DNT Paintless Dent Repair technicians claim $250K in unpaid wages, which company denies

Some former workers of the company DNT Paintless Dent Repair say they have been trying to collect tens of thousands of dollars in unpaid wages without any success. The company's owner denies it owes any of the money.

Former workers say it's been frustrating because there's little they can do to collect

Technician Paul Juric claims he's owed $50,000 in unpaid wages from a Calgary dent-repair company he used to work for. (Colleen Underwood/CBC)

A group of technicians claim they are owed about $250,000 in wages from DNT Paintless Dent Repair for work they did between 2012 and 2015 — allegations which the company's owner denies.

CBC News spoke to seven former dent-repair technicians, most of whom were hired as subcontractors, and allege they are owed anywhere from $3,700 to $60,000.

"It's pretty aggravating, I mean its a betrayal of a friendship [and] it's dishonest to say the least," said Paul Juric who says he's owed about $50,000. "It didn't kill me but it's not exactly an insignificant amount of money to say, 'Hey that's cool I'm just going to walk away from that.' "

Juric says he first met the owner of the company in 2007 and they quickly became friends — working together during several hail storms in Alberta and Saskatchewan.

Including one time when they worked 120-hour weeks to repair more than 500 hail-damaged vehicles in 38 days.

"We worked really well together," said Juric.

"It was always a constant challenge to see how much and how fast and how much and what we could actually accomplish ... that part of it was pretty exciting."

Eventually left company

At DNT, Juric says he made 70 per cent of the total cost of repairs on each vehicle he fixed. So if an insurance company paid DNT $1,000 for repairs — Juric took home $700.

He says that commission is pretty standard in this industry.

Juric says it usually takes about 30 days to get paid after the work is done, because of the processing time. But it's not uncommon to wait longer.

That's why when Juric says he first complained about the delays in getting paid he let it slide because he was told by DNT that he would get paid when the company got paid.

Eventually he left, but continues to email and text the owner to collect — although after a year he's given up hope.

Limited success in court

Juric has since met with other former technicians with similar stories.

One of them tried to sue, but after the legal costs started piling up he gave up his fight and he wrote off $25,000 in wages he says he is owed.

Another worker, Simon Moulton, was able to complain to the Alberta labour board because he was hired as an employee. He won his judgment, worth more than $18,000 — but he still hasn't seen the money.

The company DNT Paintless Dent Repair denies allegations that it's not paid its former technicians tens of thousands of dollars in unpaid wages. (Colleen Underwood/CBC)

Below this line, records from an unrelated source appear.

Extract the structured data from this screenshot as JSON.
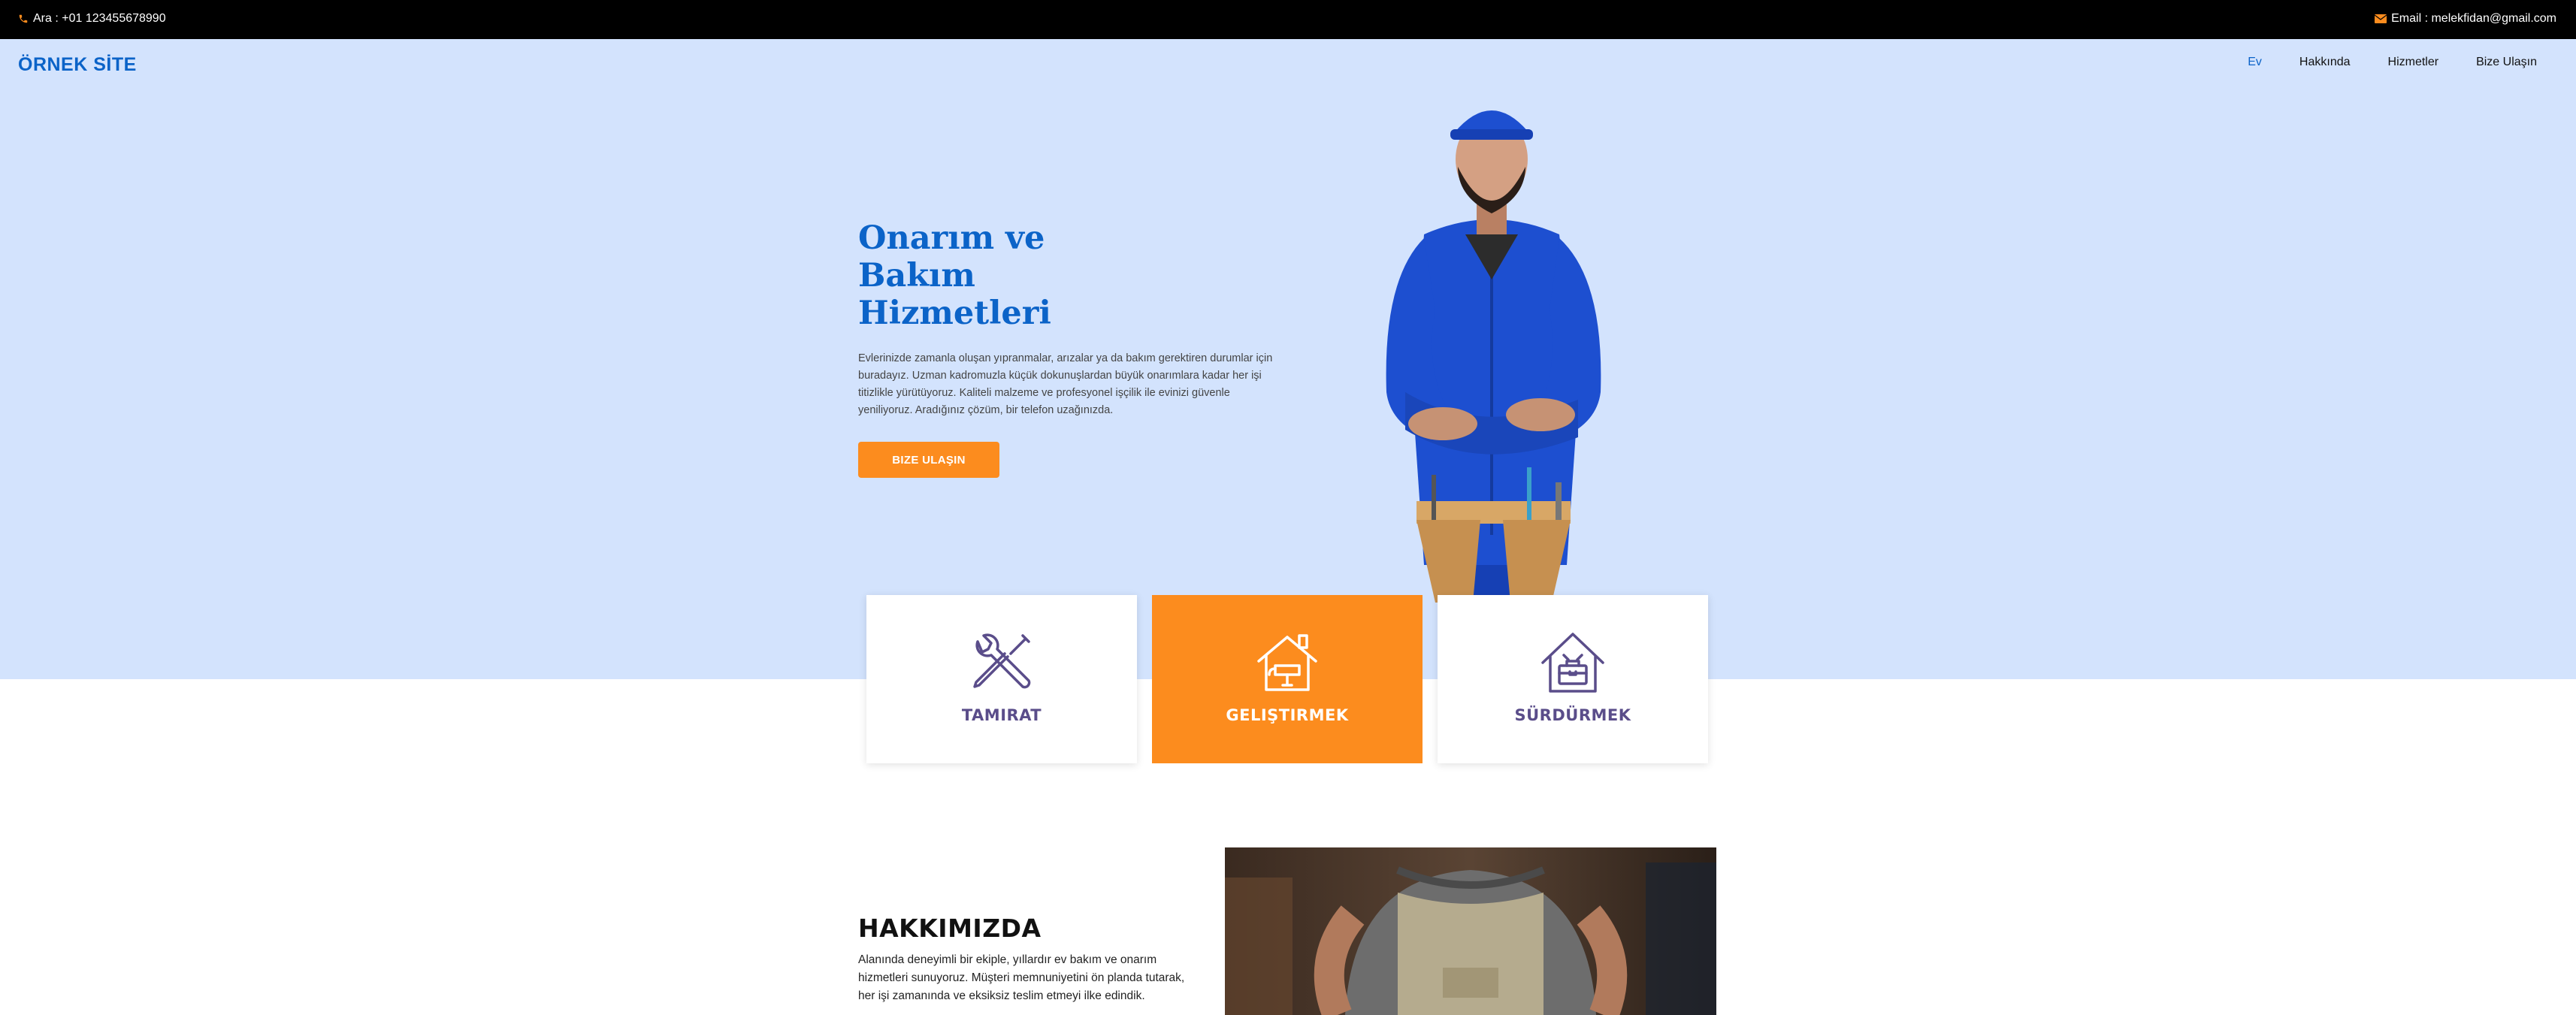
{
  "topbar": {
    "phone": "Ara : +01 123455678990",
    "email": "Email : melekfidan@gmail.com"
  },
  "brand": "ÖRNEK SİTE",
  "nav": {
    "items": [
      {
        "label": "Ev",
        "active": true
      },
      {
        "label": "Hakkında"
      },
      {
        "label": "Hizmetler"
      },
      {
        "label": "Bize Ulaşın"
      }
    ]
  },
  "hero": {
    "title_lines": [
      "Onarım ve",
      "Bakım",
      "Hizmetleri"
    ],
    "text": "Evlerinizde zamanla oluşan yıpranmalar, arızalar ya da bakım gerektiren durumlar için buradayız. Uzman kadromuzla küçük dokunuşlardan büyük onarımlara kadar her işi titizlikle yürütüyoruz. Kaliteli malzeme ve profesyonel işçilik ile evinizi güvenle yeniliyoruz. Aradığınız çözüm, bir telefon uzağınızda.",
    "button": "BIZE ULAŞIN"
  },
  "services": [
    {
      "label": "TAMIRAT",
      "icon": "wrench-screwdriver-icon"
    },
    {
      "label": "GELIŞTIRMEK",
      "icon": "house-paint-icon"
    },
    {
      "label": "SÜRDÜRMEK",
      "icon": "house-toolbox-icon"
    }
  ],
  "about": {
    "title": "HAKKIMIZDA",
    "text": "Alanında deneyimli bir ekiple, yıllardır ev bakım ve onarım hizmetleri sunuyoruz. Müşteri memnuniyetini ön planda tutarak, her işi zamanında ve eksiksiz teslim etmeyi ilke edindik."
  },
  "colors": {
    "accent": "#fc8c1e",
    "brand_blue": "#0b63c8",
    "hero_bg": "#d3e3fd",
    "icon_purple": "#5a4d8a"
  }
}
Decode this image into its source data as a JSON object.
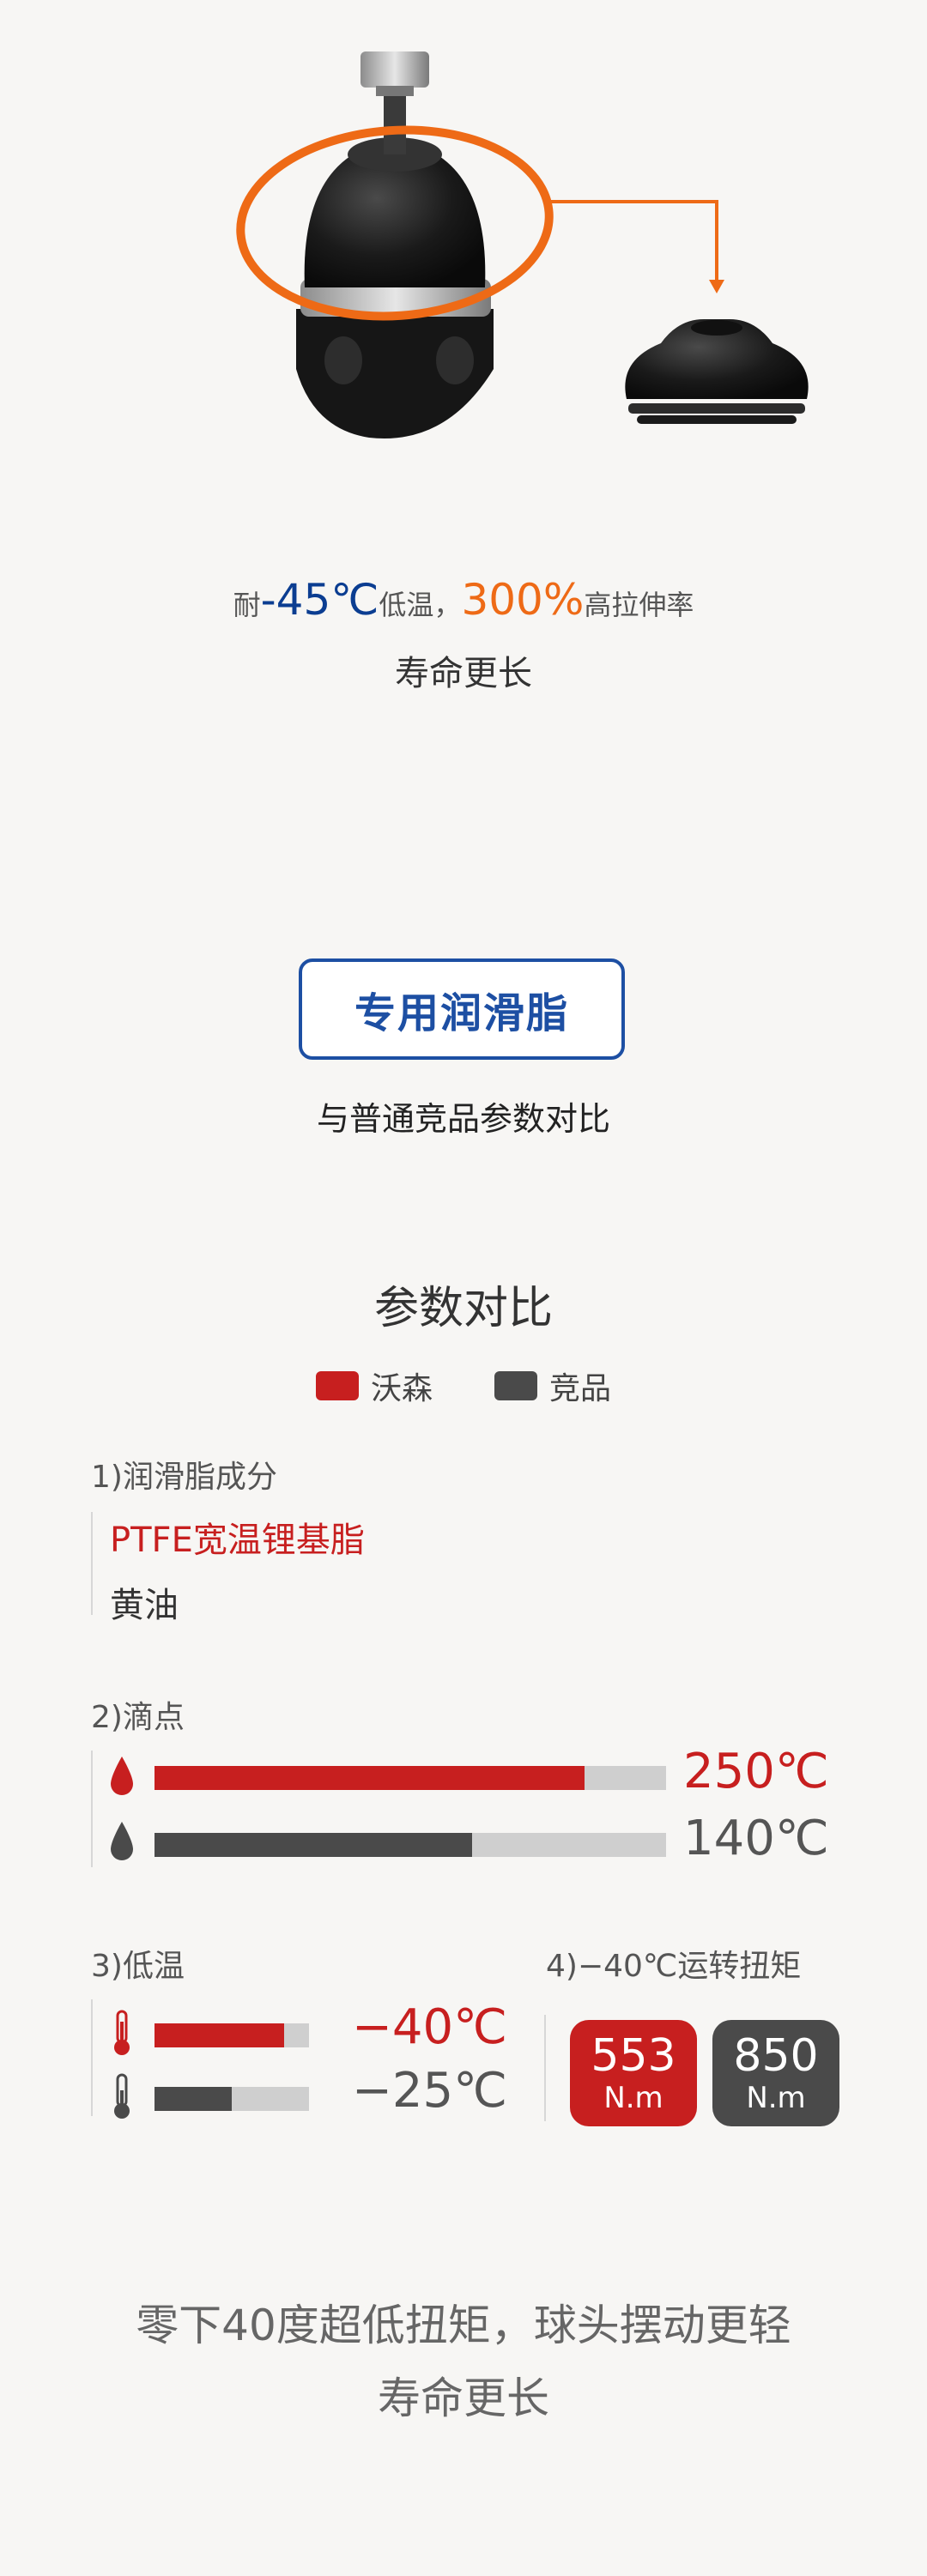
{
  "hero": {
    "feature": {
      "prefix": "耐",
      "temp": "-45℃",
      "temp_suffix": "低温，",
      "elong": "300%",
      "elong_suffix": "高拉伸率"
    },
    "life": "寿命更长"
  },
  "grease_section": {
    "badge": "专用润滑脂",
    "subtitle": "与普通竞品参数对比"
  },
  "comparison": {
    "title": "参数对比",
    "legend": [
      {
        "label": "沃森",
        "color": "#c71f1f"
      },
      {
        "label": "竞品",
        "color": "#4a4a4a"
      }
    ],
    "composition": {
      "title": "1)润滑脂成分",
      "ours": "PTFE宽温锂基脂",
      "theirs": "黄油"
    },
    "drop_point": {
      "title": "2)滴点",
      "ours_value": "250℃",
      "ours_fill": 0.84,
      "theirs_value": "140℃",
      "theirs_fill": 0.62,
      "icon_ours": "drop-icon",
      "icon_theirs": "drop-icon"
    },
    "low_temp": {
      "title": "3)低温",
      "ours_value": "−40℃",
      "ours_fill": 0.84,
      "theirs_value": "−25℃",
      "theirs_fill": 0.5,
      "icon": "thermometer-icon"
    },
    "torque": {
      "title": "4)−40℃运转扭矩",
      "ours_value": "553",
      "ours_unit": "N.m",
      "theirs_value": "850",
      "theirs_unit": "N.m"
    }
  },
  "footer": {
    "line1": "零下40度超低扭矩，球头摆动更轻",
    "line2": "寿命更长"
  },
  "colors": {
    "ours": "#c71f1f",
    "theirs": "#4a4a4a",
    "blue": "#1d4fa3",
    "orange": "#ee6a16"
  }
}
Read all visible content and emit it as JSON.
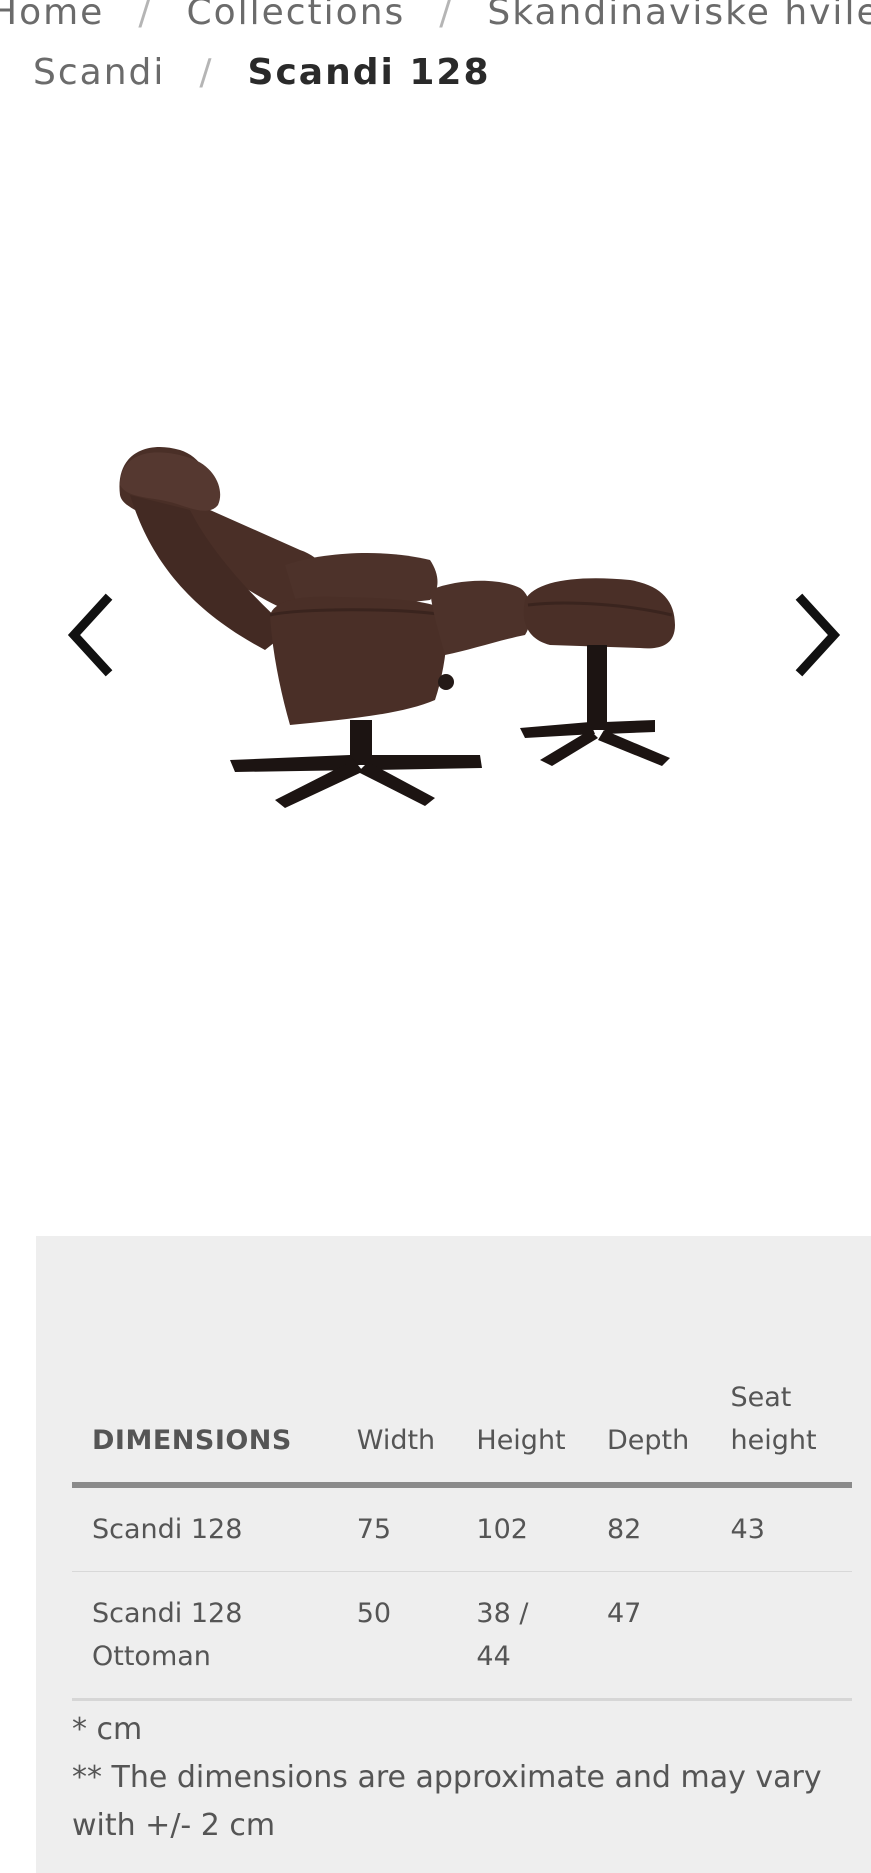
{
  "breadcrumb": {
    "items": [
      {
        "label": "Home"
      },
      {
        "label": "Collections"
      },
      {
        "label": "Skandinaviske hvilestoler"
      },
      {
        "label": "Scandi"
      },
      {
        "label": "Scandi 128"
      }
    ],
    "separator": "/"
  },
  "carousel": {
    "prev_icon": "chevron-left-icon",
    "next_icon": "chevron-right-icon",
    "image_alt": "Scandi 128"
  },
  "dimensions": {
    "headers": {
      "name": "DIMENSIONS",
      "width": "Width",
      "height": "Height",
      "depth": "Depth",
      "seat_height": "Seat height"
    },
    "rows": [
      {
        "name": "Scandi 128",
        "width": "75",
        "height": "102",
        "depth": "82",
        "seat_height": "43"
      },
      {
        "name": "Scandi 128 Ottoman",
        "width": "50",
        "height": "38 / 44",
        "depth": "47",
        "seat_height": ""
      }
    ],
    "notes": [
      "* cm",
      "** The dimensions are approximate and may vary with +/- 2 cm"
    ]
  },
  "colors": {
    "panel_bg": "#eeeeee",
    "header_rule": "#8a8a8a",
    "upholstery": "#4a2f27",
    "base": "#1c1412"
  }
}
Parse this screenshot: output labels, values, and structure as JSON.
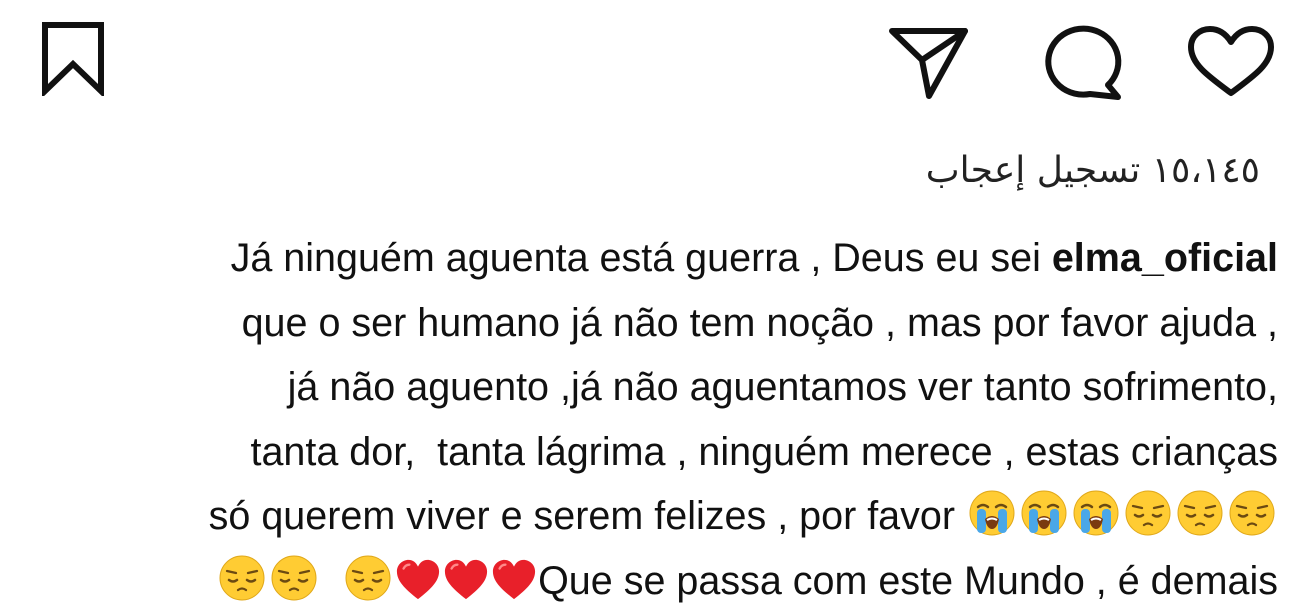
{
  "actions": {
    "save_icon": "bookmark-icon",
    "share_icon": "paper-plane-icon",
    "comment_icon": "speech-bubble-icon",
    "like_icon": "heart-outline-icon"
  },
  "likes": {
    "text": "١٥،١٤٥ تسجيل إعجاب"
  },
  "caption": {
    "line1_text": "Já ninguém aguenta está guerra , Deus eu sei ",
    "username": "elma_oficial",
    "line2_text": "que o ser humano já não tem noção , mas por favor ajuda ,",
    "line3_text": "já não aguento ,já não aguentamos ver tanto sofrimento,",
    "line4_text": "tanta dor,  tanta lágrima , ninguém merece , estas crianças",
    "line5_text": "só querem viver e serem felizes , por favor ",
    "line6_text": "Que se passa com este Mundo , é demais",
    "line5_emojis": [
      "loudly-crying-face",
      "loudly-crying-face",
      "loudly-crying-face",
      "pensive-face",
      "pensive-face",
      "pensive-face"
    ],
    "line6_emojis": [
      "pensive-face",
      "pensive-face",
      "pensive-face",
      "red-heart",
      "red-heart",
      "red-heart"
    ]
  },
  "colors": {
    "icon_stroke": "#111111",
    "background": "#ffffff",
    "text": "#111111",
    "emoji_yellow": "#ffcc33",
    "tears_blue": "#4aa7e8",
    "heart_red": "#e8202a"
  }
}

"Having zero dollars collected in my favour, well again, I appreciate that the government looks into this and sides with me. But clearly, I would much rather if they could enforce collections."

The owner of DNT Paintless Dent says he'll pay Moulton because he's been forced to, but insists he doesn't owe anybody else. He refused CBC News an interview and wouldn't comment any further.

Juric says the group of technicians have considered coming together to take the company to court, but Glenn Jarvis says he's already gone through that with five coworkers who worked for a different dent-repair company in Ottawa.

"We pursued the legal avenue and, yeah, he just claimed bankruptcy, so it was all for naught," said Jarvis, who claims DNT owes him $31,000.

Lesson learned

Some in the group are still hoping to work this out with DNT. They say they're even willing to mend fences.

But others say they've moved on and just want to share what they've learned in all of this.

"You learn to read people a lot quicker," said Moulton.

But all say they don't want their experience to taint the whole industry.